Understandably, if you feel terribly aggrieved by your experience of someone you once trusted implicitly but now feel betrayed by, it’s often difficult to keep those feelings of betrayal from spilling over into the relationship you have with your children.

Yet, in most cases parents do a pretty good job of papering over the emotional chasm in their post-divorce relationship for the sake of children who are already the innocent victims of their parent’s disintegrating marriage.

When one person finds it impossible to wear that mask in front of a child, and feels compelled to share feelings and opinions that will – whether by design or not – fundamentally compromise the child’s relationship with the other parent, the inevitable result is that the child’s relationship with the other parent is eroded.

The Norwich case only came to the public’s attention when the mother unsuccessfully appealed at the family division of the high court against the original ruling, which had decided the boy stood a better chance of having a positive relationship with both parents if he was no longer in the permanent care of his mother.

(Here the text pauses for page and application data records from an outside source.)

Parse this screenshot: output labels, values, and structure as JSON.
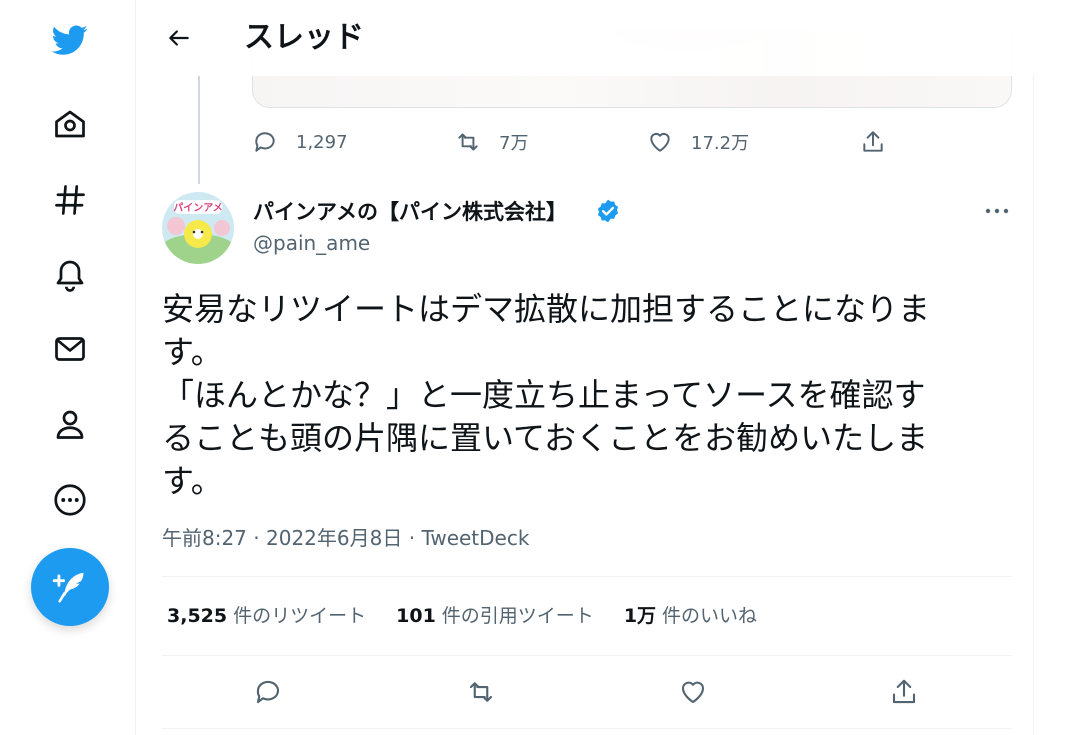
{
  "header": {
    "title": "スレッド"
  },
  "nav": {
    "items": [
      "twitter-logo",
      "home",
      "explore",
      "notifications",
      "messages",
      "profile",
      "more"
    ]
  },
  "prev_tweet": {
    "reply_count": "1,297",
    "retweet_count": "7万",
    "like_count": "17.2万"
  },
  "tweet": {
    "author_name": "パインアメの【パイン株式会社】",
    "handle": "@pain_ame",
    "text": "安易なリツイートはデマ拡散に加担することになりま\nす。\n「ほんとかな？」と一度立ち止まってソースを確認す\nることも頭の片隅に置いておくことをお勧めいたしま\nす。",
    "time": "午前8:27",
    "date": "2022年6月8日",
    "source": "TweetDeck",
    "separator": " · "
  },
  "stats": {
    "retweets_value": "3,525",
    "retweets_label": "件のリツイート",
    "quotes_value": "101",
    "quotes_label": "件の引用ツイート",
    "likes_value": "1万",
    "likes_label": "件のいいね"
  },
  "colors": {
    "brand": "#1d9bf0",
    "text_primary": "#0f1419",
    "text_secondary": "#536471",
    "divider": "#eff3f4"
  }
}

The destructive impact on the spouse whose character is being questioned is obvious. The act of alienation, if done deliberately, is designed to lower the standing of that parent in the eyes of their child or children. It’s not difficult to imagine how that will play out in the short term, if not over a much longer period. But the ruling also hints at another consideration when it comes to parental alienation following a divorce – the impact it can have on the long-term relationship between the child and the parent who is responsible for the alienation.

If the child later discovers that much of what he or she has been told is inaccurate, or untrue or a contortion of reality, the chances are that the relationship with the manipulative parent will also be wholly changed for the worse.

It’s important when divorcing to try to be objective and sift out personal feelings in order to make decisions that have the best interests of the children in the marriage at heart. That’s not always going to be easy, obviously.

But if, in seeking to dismantle your child’s relationship with your ex-spouse, you suffer the unintended consequence of destroying your own relationship with that child, you’ll be paying a price that is much higher than you might possibly imagine.

At Carlsons we are advocates of alternative dispute resolution and we will always try to help you to resolve issues around child living arrangements that work for all concerned.

Dayana Nikolova